*TASK TO COMPLETE:* The lines to copy are those holding the string "Clear" in the entries below.

□ □ □ □ □ □ □

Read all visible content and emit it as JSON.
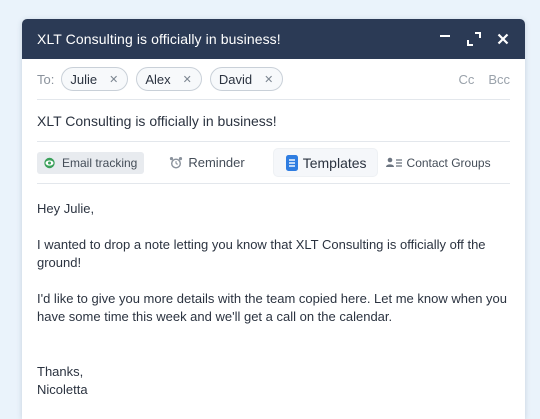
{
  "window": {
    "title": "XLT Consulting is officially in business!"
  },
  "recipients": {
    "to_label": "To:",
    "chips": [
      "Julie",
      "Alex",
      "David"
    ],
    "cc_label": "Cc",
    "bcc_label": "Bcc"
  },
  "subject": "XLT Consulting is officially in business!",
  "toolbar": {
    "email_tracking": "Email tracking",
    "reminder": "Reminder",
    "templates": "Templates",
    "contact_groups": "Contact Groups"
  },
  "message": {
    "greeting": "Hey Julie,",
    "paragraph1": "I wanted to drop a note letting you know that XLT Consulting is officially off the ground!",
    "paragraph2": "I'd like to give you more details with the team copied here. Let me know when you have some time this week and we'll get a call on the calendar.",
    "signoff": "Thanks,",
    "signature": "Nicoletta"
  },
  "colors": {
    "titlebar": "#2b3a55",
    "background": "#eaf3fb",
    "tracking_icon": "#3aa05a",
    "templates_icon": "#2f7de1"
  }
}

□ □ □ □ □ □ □

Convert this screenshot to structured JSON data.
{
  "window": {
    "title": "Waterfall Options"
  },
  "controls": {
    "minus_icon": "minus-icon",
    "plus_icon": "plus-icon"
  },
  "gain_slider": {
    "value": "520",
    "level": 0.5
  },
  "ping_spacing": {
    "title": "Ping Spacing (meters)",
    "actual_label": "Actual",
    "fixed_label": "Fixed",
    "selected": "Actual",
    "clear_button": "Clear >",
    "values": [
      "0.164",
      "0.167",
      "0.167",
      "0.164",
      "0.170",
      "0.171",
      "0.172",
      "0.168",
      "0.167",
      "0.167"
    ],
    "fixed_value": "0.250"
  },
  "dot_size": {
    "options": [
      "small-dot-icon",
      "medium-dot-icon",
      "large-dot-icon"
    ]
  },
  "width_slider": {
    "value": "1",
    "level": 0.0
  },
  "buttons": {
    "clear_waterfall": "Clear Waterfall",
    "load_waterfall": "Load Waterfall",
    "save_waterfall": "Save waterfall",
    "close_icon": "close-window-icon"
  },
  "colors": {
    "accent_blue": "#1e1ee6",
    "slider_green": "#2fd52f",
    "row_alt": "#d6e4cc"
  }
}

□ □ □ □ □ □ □

*SOLUTION FOR THIS PROBLEM:*
    "clear_button": "Clear >",
    "clear_waterfall": "Clear Waterfall",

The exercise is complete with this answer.